There were protests, but the campaign did not carry the same weight as the crusade to save Mary Jane, a movement that cut across age, class and political ideology. Ramon Credo, Sally Ordinario-Villanueva, and Elizabeth Batain were executed through lethal injection on March 30, 2011. 

3 Filipino drug mules executed in China,” read the Philippine Daily Inquirer headline. “3 Filipino drug couriers executed in China,” read ABS-CBN News. 

There is a double standard in place here, and it is a dangerous one. Headlines for Mary Jane's case do not refer to her as a drug mule or a smuggler. She is called by her name, or as the “Pinay on death row” or "OFW on death row." There is yet to be a local headline that reads, “Drug mule execution delayed.” 

Certainly no local headline read “Filipino murderer executed” after Flor Contemplacion was hanged. 

Let her hang

For a moment – a short moment – Filipinos stood for Mary Jane, along with Indonesian human rights groups and world leaders and an international community aware that any country with the death penalty threatens all humanity. 

On May 1, Celia Veloso, Mary Jane’s mother publicly accused the President and his government of failing to protect her daughter. 

The response was immediate. The administration defended its contributions. The left listed gaps in assistance. The Internet surged with the enraged, demanding blood over the family's ingratitude.

We should have let her die, they said. She should have been allowed to hang, they said. Her mother should hang with her, they said.

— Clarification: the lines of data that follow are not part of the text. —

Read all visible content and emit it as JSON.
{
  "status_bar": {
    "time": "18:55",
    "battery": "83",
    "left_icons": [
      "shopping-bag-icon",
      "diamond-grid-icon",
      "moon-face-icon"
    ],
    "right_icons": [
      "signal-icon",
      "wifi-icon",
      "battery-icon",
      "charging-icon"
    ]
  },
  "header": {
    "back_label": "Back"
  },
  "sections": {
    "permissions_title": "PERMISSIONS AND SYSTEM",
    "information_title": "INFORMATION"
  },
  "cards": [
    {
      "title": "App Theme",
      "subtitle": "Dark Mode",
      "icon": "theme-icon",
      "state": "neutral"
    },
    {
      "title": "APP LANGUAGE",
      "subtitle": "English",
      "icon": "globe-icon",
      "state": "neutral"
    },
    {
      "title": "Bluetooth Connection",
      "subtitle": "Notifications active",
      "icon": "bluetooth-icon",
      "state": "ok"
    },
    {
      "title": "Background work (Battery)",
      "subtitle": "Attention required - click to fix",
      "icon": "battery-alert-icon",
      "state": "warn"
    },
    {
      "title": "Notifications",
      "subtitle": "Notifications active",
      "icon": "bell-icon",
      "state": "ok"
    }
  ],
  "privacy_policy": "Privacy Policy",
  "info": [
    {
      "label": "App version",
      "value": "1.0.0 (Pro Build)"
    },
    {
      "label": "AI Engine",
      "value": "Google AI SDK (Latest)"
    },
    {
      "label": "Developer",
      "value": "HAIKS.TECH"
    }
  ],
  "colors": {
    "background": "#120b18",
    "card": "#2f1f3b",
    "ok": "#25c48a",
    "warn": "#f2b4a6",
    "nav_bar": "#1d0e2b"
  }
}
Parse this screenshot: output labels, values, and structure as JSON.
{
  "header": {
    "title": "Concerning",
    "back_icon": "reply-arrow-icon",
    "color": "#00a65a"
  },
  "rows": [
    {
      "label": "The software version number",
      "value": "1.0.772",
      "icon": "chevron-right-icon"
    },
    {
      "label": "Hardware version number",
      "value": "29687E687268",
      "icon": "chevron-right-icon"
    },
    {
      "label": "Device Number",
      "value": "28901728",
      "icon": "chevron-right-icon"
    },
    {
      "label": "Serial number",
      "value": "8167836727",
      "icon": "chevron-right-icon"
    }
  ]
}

Our identity is marked by many things: peaceful revolution, free speech, gender equality, even our apparent and notorious sensitivity to disparaging jokes made on Desperate Housewives. Yet given the many and varied ways we have chosen to define ourselves as a country, this is one of the most important: this nation will not kill.

The death penalty is no longer in force in the Philippines. We have, as a nation, decided that the execution of any citizen is an act so cruel and so unusual that it can never be justified against even the most guilty. We call the premeditated killing of any man murder, regardless of whether that man is a pedophile, a mass murderer, or a political enemy. We are aware of the risk of innocent deaths and corrupted judiciaries. We know that the fear of capital punishment has never been an effective deterrent for crime. 

In the end, our opposition to capital punishment is not so much about who the criminals are, but who we are.

It took only minutes for the crusade for Mary Jane to turn into a public lynching. Mary Jane is alive, but that fact pales against the bruised dignity of a public shaken out of its imagined narrative. The heroine is a harridan. The victim is a shrew. Off with their heads.

We know this story too. 

Call in the cavalry

Even as we demand better from the government, the continuing saga of Mary Jane Veloso demonstrates just how conditional our own convictions are. We wax eloquent over the people we believe innocent, the inmates we consider victims, the narratives that appeal to our emotions, forgetting, perhaps, that the fact of being sentenced to death is a victimization in itself. Mary Jane was the perfect victim, until she wasn't. 

It should be that all that it takes for us to launch a cavalry is the prospect of a woman forced to stand before a medieval firing squad, waiting for a bullet to stop her heart. There are 92 Filipinos around the world on death row today. Some of them may be guilty, and some of them might be ungrateful, but the fact they are outside the country under laws that are not our own does not excuse us from the obligation of protest. 

We've seen what public sentiment can do. The campaign is not just to free our own people, it is to make sure capital punishment is never made into law again, and to work for an end to the death penalty elsewhere

If we continue to choose who to defend, which cases to pursue, whose families to pity, and for which deaths we need to hold the government accountable, people will die, and they will die on our watch. We may still fail, as Australia and Brazil and Ghana failed on April 29, but there may be one more dead man who will live because we tried. 

We know this story. –